▶ **Data supplied**
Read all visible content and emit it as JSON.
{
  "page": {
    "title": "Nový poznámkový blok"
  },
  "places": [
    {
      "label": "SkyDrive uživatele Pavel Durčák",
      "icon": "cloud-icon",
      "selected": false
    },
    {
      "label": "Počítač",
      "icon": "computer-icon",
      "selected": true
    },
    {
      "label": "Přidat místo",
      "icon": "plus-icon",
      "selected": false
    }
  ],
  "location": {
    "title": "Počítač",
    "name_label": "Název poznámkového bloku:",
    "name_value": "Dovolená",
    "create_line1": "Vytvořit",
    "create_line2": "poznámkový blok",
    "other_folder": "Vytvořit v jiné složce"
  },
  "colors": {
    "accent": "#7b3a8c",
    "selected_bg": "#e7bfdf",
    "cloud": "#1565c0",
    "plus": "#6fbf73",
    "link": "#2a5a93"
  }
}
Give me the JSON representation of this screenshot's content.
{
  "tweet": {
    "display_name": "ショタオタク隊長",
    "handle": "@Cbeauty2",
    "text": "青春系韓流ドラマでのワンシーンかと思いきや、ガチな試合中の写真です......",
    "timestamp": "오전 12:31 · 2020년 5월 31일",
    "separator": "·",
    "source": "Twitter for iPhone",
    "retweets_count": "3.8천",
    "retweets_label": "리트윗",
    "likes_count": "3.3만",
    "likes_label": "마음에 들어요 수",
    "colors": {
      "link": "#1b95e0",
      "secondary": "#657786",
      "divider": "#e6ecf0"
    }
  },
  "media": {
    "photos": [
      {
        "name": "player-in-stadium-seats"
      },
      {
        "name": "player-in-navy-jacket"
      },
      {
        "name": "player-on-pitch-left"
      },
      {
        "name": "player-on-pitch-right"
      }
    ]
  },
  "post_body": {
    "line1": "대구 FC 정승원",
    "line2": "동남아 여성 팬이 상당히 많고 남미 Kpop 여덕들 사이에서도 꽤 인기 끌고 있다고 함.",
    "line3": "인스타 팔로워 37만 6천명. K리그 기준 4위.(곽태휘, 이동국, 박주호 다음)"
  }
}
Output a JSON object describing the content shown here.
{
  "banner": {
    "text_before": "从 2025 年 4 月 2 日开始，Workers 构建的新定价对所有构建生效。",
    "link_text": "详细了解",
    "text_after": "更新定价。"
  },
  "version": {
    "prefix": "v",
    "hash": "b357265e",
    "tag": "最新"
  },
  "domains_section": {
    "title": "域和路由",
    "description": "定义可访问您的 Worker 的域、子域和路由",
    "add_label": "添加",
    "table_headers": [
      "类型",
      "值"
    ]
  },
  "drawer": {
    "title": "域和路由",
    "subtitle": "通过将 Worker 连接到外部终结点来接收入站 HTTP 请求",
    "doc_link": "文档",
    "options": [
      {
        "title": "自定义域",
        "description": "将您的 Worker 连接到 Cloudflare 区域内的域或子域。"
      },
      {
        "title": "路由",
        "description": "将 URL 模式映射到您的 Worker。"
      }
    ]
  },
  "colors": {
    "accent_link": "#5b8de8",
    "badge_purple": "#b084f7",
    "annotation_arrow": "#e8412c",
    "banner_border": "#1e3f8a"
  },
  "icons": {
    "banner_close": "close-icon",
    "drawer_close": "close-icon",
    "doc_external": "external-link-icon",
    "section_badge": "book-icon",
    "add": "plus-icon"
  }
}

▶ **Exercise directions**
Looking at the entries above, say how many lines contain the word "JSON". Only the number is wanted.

▶ **Response for this exercise**
3